__REQUIRED WORK__
Across the data below, how many lines hold "date"? Answer with that number and nothing else.

__EXTRACTED ENTRIES__
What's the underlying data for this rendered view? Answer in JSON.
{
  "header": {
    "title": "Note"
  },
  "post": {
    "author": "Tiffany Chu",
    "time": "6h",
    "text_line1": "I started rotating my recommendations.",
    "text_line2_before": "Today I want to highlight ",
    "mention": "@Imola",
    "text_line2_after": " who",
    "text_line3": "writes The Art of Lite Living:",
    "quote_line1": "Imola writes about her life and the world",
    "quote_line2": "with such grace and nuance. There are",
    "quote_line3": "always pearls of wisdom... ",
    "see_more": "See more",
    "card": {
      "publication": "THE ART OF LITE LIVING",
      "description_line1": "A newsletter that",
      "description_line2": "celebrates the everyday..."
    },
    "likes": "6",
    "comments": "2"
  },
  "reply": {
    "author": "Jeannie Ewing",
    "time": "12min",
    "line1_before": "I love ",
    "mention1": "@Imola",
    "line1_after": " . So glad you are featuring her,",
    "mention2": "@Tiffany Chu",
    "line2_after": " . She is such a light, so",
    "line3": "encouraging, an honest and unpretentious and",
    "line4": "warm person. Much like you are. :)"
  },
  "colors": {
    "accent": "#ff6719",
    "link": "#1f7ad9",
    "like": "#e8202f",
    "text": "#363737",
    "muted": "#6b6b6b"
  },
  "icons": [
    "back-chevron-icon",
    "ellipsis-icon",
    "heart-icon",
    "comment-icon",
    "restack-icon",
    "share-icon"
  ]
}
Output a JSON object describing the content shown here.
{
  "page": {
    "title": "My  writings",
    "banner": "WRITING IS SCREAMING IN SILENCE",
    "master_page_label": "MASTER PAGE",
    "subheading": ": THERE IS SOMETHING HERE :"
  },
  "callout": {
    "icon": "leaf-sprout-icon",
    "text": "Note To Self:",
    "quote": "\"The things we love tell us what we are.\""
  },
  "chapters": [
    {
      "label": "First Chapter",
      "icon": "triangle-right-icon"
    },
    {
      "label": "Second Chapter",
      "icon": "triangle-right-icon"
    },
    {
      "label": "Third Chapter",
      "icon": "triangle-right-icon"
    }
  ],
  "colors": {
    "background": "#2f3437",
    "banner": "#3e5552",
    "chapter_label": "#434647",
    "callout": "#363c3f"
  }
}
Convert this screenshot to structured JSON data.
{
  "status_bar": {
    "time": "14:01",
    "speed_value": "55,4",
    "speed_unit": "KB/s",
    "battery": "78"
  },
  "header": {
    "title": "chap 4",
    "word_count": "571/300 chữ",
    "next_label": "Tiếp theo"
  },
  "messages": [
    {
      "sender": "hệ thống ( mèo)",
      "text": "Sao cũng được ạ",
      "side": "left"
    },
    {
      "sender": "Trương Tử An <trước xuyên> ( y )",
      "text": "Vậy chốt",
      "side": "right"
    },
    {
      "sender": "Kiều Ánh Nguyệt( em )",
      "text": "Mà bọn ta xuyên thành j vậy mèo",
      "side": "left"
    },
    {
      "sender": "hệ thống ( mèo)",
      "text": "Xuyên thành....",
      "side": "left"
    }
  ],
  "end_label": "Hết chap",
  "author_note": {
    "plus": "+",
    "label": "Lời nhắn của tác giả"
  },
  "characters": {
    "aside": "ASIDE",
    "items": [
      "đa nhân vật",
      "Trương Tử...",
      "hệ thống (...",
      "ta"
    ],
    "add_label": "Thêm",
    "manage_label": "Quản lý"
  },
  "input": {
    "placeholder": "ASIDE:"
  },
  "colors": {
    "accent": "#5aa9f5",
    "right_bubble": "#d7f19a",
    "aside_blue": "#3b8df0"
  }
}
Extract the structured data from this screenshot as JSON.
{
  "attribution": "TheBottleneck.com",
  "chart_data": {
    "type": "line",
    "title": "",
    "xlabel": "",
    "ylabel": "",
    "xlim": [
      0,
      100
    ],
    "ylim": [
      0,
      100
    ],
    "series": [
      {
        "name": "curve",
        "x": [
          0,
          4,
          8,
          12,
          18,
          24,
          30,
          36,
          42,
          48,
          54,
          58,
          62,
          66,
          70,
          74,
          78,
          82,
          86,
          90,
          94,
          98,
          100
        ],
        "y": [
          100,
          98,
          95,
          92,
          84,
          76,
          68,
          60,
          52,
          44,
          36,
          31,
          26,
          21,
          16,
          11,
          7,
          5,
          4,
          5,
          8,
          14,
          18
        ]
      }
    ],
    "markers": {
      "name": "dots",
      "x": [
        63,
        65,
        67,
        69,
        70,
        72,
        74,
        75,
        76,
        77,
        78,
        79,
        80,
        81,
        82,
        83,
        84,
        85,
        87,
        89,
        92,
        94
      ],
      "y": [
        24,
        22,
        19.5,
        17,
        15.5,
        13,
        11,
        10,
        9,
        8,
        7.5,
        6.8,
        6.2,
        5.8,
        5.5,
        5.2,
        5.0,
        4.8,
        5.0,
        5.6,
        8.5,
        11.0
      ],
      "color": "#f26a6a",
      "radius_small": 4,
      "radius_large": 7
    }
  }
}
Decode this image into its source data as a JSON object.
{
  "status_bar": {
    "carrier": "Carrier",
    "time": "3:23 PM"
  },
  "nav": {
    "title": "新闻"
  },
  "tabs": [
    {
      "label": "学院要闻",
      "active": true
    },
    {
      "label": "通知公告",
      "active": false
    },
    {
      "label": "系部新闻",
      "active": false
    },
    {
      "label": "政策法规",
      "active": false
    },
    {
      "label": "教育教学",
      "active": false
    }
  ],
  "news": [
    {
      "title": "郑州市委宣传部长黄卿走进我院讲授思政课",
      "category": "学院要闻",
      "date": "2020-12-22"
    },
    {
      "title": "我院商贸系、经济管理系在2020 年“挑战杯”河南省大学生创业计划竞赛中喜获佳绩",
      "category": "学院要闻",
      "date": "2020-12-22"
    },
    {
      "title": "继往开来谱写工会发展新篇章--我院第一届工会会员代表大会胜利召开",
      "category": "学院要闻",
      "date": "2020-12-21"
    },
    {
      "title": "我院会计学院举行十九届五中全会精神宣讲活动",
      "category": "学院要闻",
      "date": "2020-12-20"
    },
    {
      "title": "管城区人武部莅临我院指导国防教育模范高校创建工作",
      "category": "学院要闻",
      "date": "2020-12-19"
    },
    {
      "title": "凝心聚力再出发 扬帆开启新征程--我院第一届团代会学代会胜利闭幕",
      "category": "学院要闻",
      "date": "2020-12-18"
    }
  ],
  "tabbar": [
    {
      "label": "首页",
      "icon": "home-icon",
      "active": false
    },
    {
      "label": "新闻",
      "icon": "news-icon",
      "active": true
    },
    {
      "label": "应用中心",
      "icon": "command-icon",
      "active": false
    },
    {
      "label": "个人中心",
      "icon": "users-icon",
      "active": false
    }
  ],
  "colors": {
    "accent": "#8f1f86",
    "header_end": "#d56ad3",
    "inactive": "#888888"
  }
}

__WRITTEN SOLUTION__
6